_PROBLEM REQUIREMENTS:_ Determine which lines of the records include the word "location", and copy them.

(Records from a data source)
--*--

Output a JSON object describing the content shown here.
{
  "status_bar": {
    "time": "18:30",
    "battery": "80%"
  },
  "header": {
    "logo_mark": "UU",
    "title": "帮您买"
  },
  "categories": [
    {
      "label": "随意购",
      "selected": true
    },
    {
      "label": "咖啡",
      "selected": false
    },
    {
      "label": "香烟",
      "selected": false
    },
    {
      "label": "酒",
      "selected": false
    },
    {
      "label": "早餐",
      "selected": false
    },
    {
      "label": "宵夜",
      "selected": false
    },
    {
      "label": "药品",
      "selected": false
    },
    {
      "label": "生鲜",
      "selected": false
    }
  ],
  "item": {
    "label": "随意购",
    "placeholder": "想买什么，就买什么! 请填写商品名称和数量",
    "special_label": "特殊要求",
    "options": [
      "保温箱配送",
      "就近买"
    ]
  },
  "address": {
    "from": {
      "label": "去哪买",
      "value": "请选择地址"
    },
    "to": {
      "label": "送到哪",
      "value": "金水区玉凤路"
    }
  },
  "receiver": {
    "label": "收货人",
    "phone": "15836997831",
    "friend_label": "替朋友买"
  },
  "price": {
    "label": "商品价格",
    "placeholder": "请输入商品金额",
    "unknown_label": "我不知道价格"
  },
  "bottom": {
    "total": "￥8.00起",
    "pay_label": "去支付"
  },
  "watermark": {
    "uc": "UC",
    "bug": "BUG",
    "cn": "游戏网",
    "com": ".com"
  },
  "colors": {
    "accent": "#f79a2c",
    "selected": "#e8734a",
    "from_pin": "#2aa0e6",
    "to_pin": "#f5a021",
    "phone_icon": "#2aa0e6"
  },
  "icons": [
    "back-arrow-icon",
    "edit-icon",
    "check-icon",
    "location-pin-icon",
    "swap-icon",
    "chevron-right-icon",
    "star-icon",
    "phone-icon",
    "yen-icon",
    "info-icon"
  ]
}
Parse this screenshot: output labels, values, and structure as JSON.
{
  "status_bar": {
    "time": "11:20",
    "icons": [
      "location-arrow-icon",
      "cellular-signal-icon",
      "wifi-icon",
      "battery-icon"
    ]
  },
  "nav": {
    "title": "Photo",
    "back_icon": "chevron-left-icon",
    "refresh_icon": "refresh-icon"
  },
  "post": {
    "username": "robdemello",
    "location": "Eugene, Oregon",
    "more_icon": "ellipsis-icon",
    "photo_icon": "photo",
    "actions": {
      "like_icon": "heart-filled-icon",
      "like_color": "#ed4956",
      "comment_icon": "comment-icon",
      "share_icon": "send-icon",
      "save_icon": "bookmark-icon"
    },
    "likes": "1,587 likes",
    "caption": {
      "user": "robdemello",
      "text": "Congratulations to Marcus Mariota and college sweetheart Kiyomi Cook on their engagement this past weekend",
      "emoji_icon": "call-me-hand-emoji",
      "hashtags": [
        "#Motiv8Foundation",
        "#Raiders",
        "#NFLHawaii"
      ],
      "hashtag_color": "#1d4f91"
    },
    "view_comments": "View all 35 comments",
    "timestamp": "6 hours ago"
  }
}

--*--

_THE ANSWER:_
    "location-pin-icon",
      "location-arrow-icon",
    "location": "Eugene, Oregon",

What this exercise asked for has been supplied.